SUPPLIED MATERIAL START

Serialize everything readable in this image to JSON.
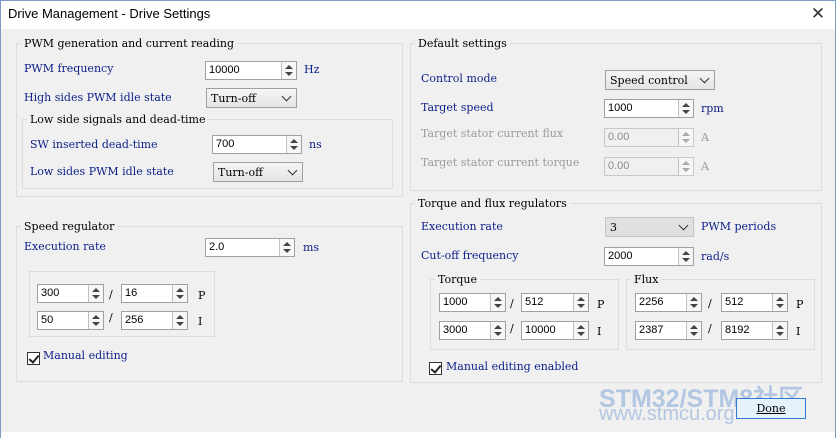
{
  "window": {
    "title": "Drive Management - Drive Settings"
  },
  "pwm": {
    "legend": "PWM generation and current reading",
    "freq_label": "PWM frequency",
    "freq_value": "10000",
    "freq_unit": "Hz",
    "hs_label": "High sides PWM idle state",
    "hs_value": "Turn-off",
    "low": {
      "legend": "Low side signals and dead-time",
      "dead_label": "SW inserted dead-time",
      "dead_value": "700",
      "dead_unit": "ns",
      "ls_label": "Low sides PWM idle state",
      "ls_value": "Turn-off"
    }
  },
  "speed": {
    "legend": "Speed regulator",
    "exec_label": "Execution rate",
    "exec_value": "2.0",
    "exec_unit": "ms",
    "p_num": "300",
    "p_den": "16",
    "p_label": "P",
    "i_num": "50",
    "i_den": "256",
    "i_label": "I",
    "slash": "/",
    "manual_label": "Manual editing"
  },
  "defaults": {
    "legend": "Default settings",
    "mode_label": "Control mode",
    "mode_value": "Speed control",
    "tspeed_label": "Target speed",
    "tspeed_value": "1000",
    "tspeed_unit": "rpm",
    "flux_label": "Target stator current flux",
    "flux_value": "0.00",
    "flux_unit": "A",
    "torque_label": "Target stator current torque",
    "torque_value": "0.00",
    "torque_unit": "A"
  },
  "tf": {
    "legend": "Torque and flux regulators",
    "exec_label": "Execution rate",
    "exec_value": "3",
    "exec_unit": "PWM periods",
    "cutoff_label": "Cut-off frequency",
    "cutoff_value": "2000",
    "cutoff_unit": "rad/s",
    "torque": {
      "legend": "Torque",
      "p_num": "1000",
      "p_den": "512",
      "i_num": "3000",
      "i_den": "10000"
    },
    "flux": {
      "legend": "Flux",
      "p_num": "2256",
      "p_den": "512",
      "i_num": "2387",
      "i_den": "8192"
    },
    "p_label": "P",
    "i_label": "I",
    "slash": "/",
    "manual_label": "Manual editing enabled"
  },
  "done_label": "Done",
  "watermark": {
    "line1": "STM32/STM8社区",
    "line2": "www.stmcu.org"
  }
}
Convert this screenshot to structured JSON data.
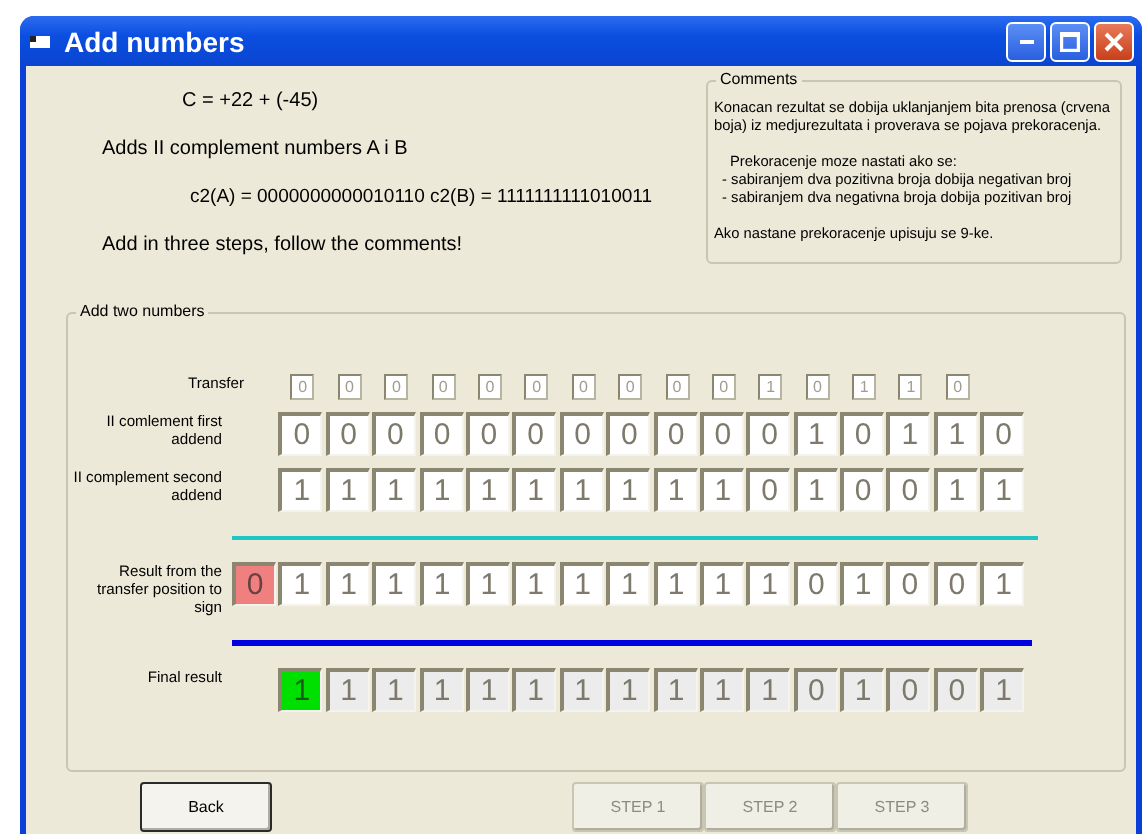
{
  "window": {
    "title": "Add numbers"
  },
  "intro": {
    "equation": "C = +22  +  (-45)",
    "description": "Adds II complement numbers  A i B",
    "operands": "c2(A) = 0000000000010110    c2(B) = 1111111111010011",
    "instruction": "Add in three steps, follow the comments!"
  },
  "comments": {
    "title": "Comments",
    "paragraphs": [
      {
        "kind": "text",
        "text": "Konacan rezultat se dobija uklanjanjem bita prenosa (crvena boja) iz medjurezultata i proverava se pojava prekoracenja."
      },
      {
        "kind": "heading",
        "text": "Prekoracenje moze nastati ako se:"
      },
      {
        "kind": "bullet",
        "text": "- sabiranjem dva pozitivna broja dobija negativan broj"
      },
      {
        "kind": "bullet",
        "text": "- sabiranjem dva negativna broja dobija pozitivan broj"
      },
      {
        "kind": "text",
        "text": "Ako nastane prekoracenje upisuju se 9-ke."
      }
    ]
  },
  "adder": {
    "title": "Add two numbers",
    "rows": [
      {
        "kind": "transfer",
        "label": "Transfer",
        "cells": [
          "",
          "0",
          "0",
          "0",
          "0",
          "0",
          "0",
          "0",
          "0",
          "0",
          "0",
          "1",
          "0",
          "1",
          "1",
          "0"
        ]
      },
      {
        "kind": "addend",
        "label": "II comlement first addend",
        "cells": [
          "",
          "0",
          "0",
          "0",
          "0",
          "0",
          "0",
          "0",
          "0",
          "0",
          "0",
          "0",
          "1",
          "0",
          "1",
          "1",
          "0"
        ]
      },
      {
        "kind": "addend",
        "label": "II complement second addend",
        "cells": [
          "",
          "1",
          "1",
          "1",
          "1",
          "1",
          "1",
          "1",
          "1",
          "1",
          "1",
          "0",
          "1",
          "0",
          "0",
          "1",
          "1"
        ]
      },
      {
        "kind": "result",
        "label": "Result from the transfer position to sign",
        "cells": [
          {
            "value": "0",
            "highlighted": true
          },
          {
            "value": "1",
            "highlighted": false
          },
          {
            "value": "1",
            "highlighted": false
          },
          {
            "value": "1",
            "highlighted": false
          },
          {
            "value": "1",
            "highlighted": false
          },
          {
            "value": "1",
            "highlighted": false
          },
          {
            "value": "1",
            "highlighted": false
          },
          {
            "value": "1",
            "highlighted": false
          },
          {
            "value": "1",
            "highlighted": false
          },
          {
            "value": "1",
            "highlighted": false
          },
          {
            "value": "1",
            "highlighted": false
          },
          {
            "value": "1",
            "highlighted": false
          },
          {
            "value": "0",
            "highlighted": false
          },
          {
            "value": "1",
            "highlighted": false
          },
          {
            "value": "0",
            "highlighted": false
          },
          {
            "value": "0",
            "highlighted": false
          },
          {
            "value": "1",
            "highlighted": false
          }
        ]
      },
      {
        "kind": "final",
        "label": "Final result",
        "cells": [
          "",
          {
            "value": "1",
            "highlighted": true
          },
          {
            "value": "1",
            "highlighted": false
          },
          {
            "value": "1",
            "highlighted": false
          },
          {
            "value": "1",
            "highlighted": false
          },
          {
            "value": "1",
            "highlighted": false
          },
          {
            "value": "1",
            "highlighted": false
          },
          {
            "value": "1",
            "highlighted": false
          },
          {
            "value": "1",
            "highlighted": false
          },
          {
            "value": "1",
            "highlighted": false
          },
          {
            "value": "1",
            "highlighted": false
          },
          {
            "value": "1",
            "highlighted": false
          },
          {
            "value": "0",
            "highlighted": false
          },
          {
            "value": "1",
            "highlighted": false
          },
          {
            "value": "0",
            "highlighted": false
          },
          {
            "value": "0",
            "highlighted": false
          },
          {
            "value": "1",
            "highlighted": false
          }
        ]
      }
    ]
  },
  "buttons": [
    {
      "label": "Back",
      "disabled": false
    },
    {
      "label": "STEP 1",
      "disabled": true
    },
    {
      "label": "STEP 2",
      "disabled": true
    },
    {
      "label": "STEP 3",
      "disabled": true
    }
  ]
}
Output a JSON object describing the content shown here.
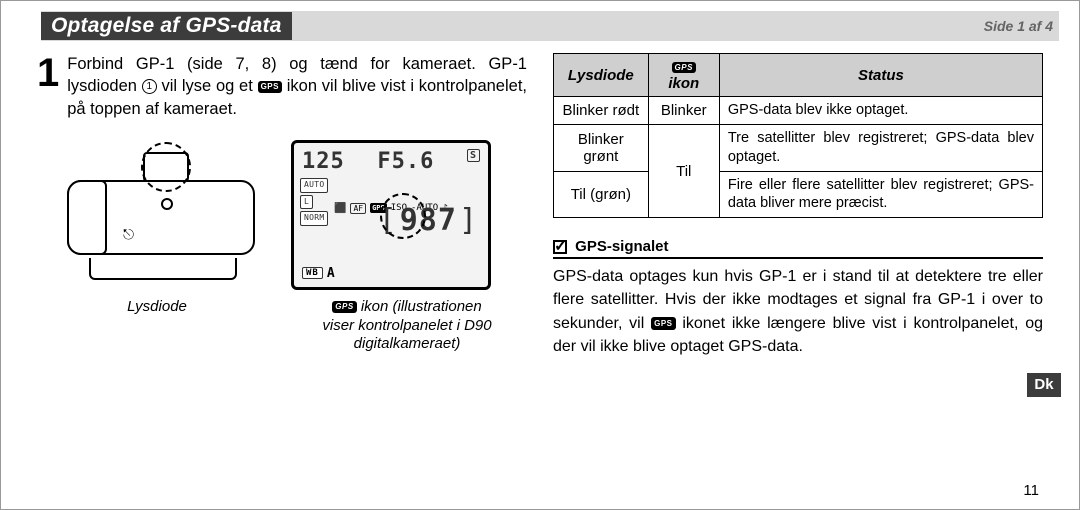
{
  "header": {
    "title": "Optagelse af GPS-data",
    "side_page": "Side 1 af 4"
  },
  "step1": {
    "number": "1",
    "text_before": "Forbind GP-1 (side 7, 8) og tænd for kameraet. GP-1 lysdioden ",
    "circled": "1",
    "text_mid": " vil lyse og et ",
    "gps_badge": "GPS",
    "text_after": " ikon vil blive vist i kontrolpanelet, på toppen af kameraet."
  },
  "lcd": {
    "shutter": "125",
    "aperture": "F5.6",
    "s_mode": "S",
    "auto": "AUTO",
    "quality": "L",
    "norm": "NORM",
    "af": "AF",
    "gps": "GPS",
    "iso": "ISO",
    "iso_auto": "-AUTO",
    "music": "♪",
    "count": "987",
    "wb": "WB",
    "wb_mode": "A"
  },
  "captions": {
    "left": "Lysdiode",
    "right_line1_badge": "GPS",
    "right_line1": " ikon (illustrationen",
    "right_line2": "viser kontrolpanelet i D90",
    "right_line3": "digitalkameraet)"
  },
  "table": {
    "headers": {
      "col1": "Lysdiode",
      "col2_badge": "GPS",
      "col2": " ikon",
      "col3": "Status"
    },
    "rows": [
      {
        "led": "Blinker rødt",
        "icon": "Blinker",
        "status": "GPS-data blev ikke optaget."
      },
      {
        "led": "Blinker grønt",
        "icon": "Til",
        "status": "Tre satellitter blev registreret; GPS-data blev optaget."
      },
      {
        "led": "Til (grøn)",
        "icon": "Til",
        "status": "Fire eller flere satellitter blev registreret; GPS-data bliver mere præcist."
      }
    ]
  },
  "note": {
    "heading": " GPS-signalet",
    "body_pre": "GPS-data optages kun hvis GP-1 er i stand til at detektere tre eller flere satellitter. Hvis der ikke modtages et signal fra GP-1 i over to sekunder, vil ",
    "gps_badge": "GPS",
    "body_post": " ikonet ikke længere blive vist i kontrolpanelet, og der vil ikke blive optaget GPS-data."
  },
  "lang_tab": "Dk",
  "page_number": "11"
}
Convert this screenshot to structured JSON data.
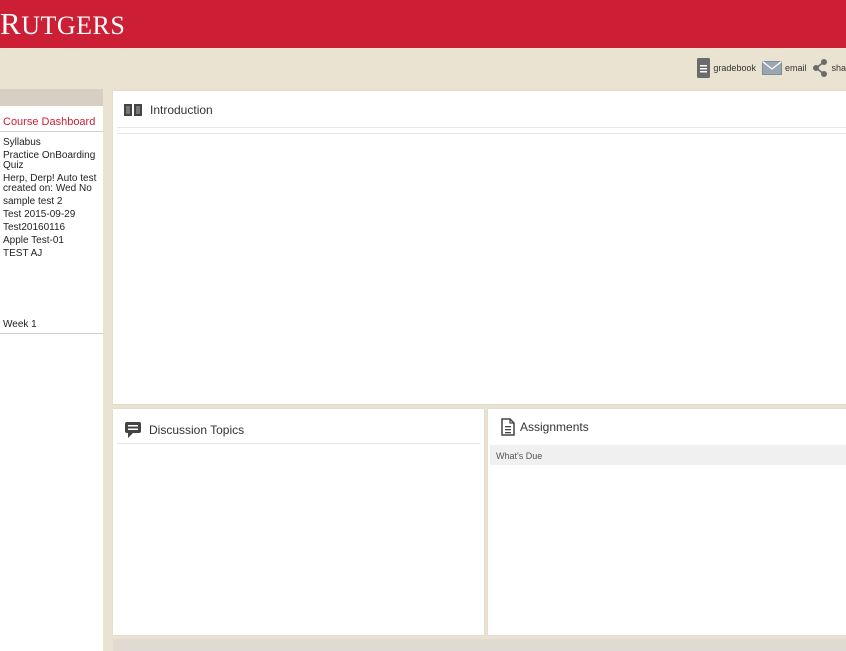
{
  "brand": {
    "first": "R",
    "rest": "UTGERS"
  },
  "colors": {
    "brand_red": "#cc1e34",
    "cream": "#ebe3d2"
  },
  "toolbar": {
    "gradebook": {
      "label": "gradebook",
      "icon": "gradebook-icon"
    },
    "email": {
      "label": "email",
      "icon": "envelope-icon"
    },
    "share": {
      "label": "sha",
      "icon": "share-icon"
    }
  },
  "sidebar": {
    "course_dashboard": "Course Dashboard",
    "items": [
      "Syllabus",
      "Practice OnBoarding Quiz",
      "Herp, Derp! Auto test created on: Wed No",
      "sample test 2",
      "Test 2015-09-29",
      "Test20160116",
      "Apple Test-01",
      "TEST AJ"
    ],
    "week": "Week 1"
  },
  "main": {
    "introduction": {
      "title": "Introduction",
      "icon": "book-icon"
    },
    "discussion": {
      "title": "Discussion Topics",
      "icon": "chat-icon"
    },
    "assignments": {
      "title": "Assignments",
      "icon": "document-icon",
      "subheader": "What's Due"
    }
  }
}
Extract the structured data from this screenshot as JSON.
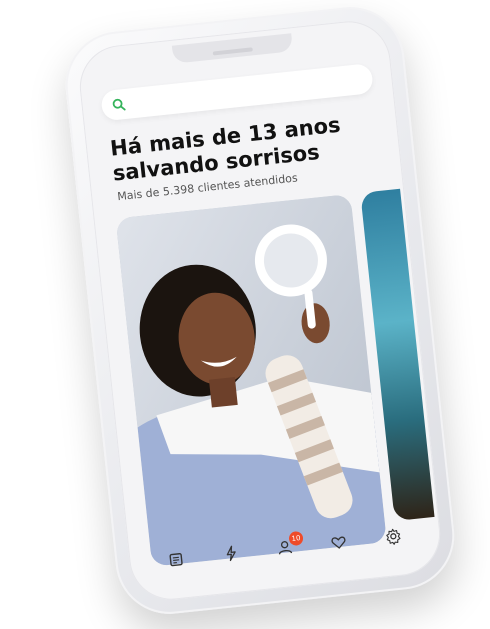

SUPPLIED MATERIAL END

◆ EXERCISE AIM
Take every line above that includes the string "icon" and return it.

◆ YOUR RESPONSE
        "icon": "Blinker",
        "icon": "Til",
        "icon": "Til",
      "icon": "gradebook-icon"
      "icon": "envelope-icon"
      "icon": "share-icon"
      "icon": "book-icon"
      "icon": "chat-icon"
      "icon": "document-icon",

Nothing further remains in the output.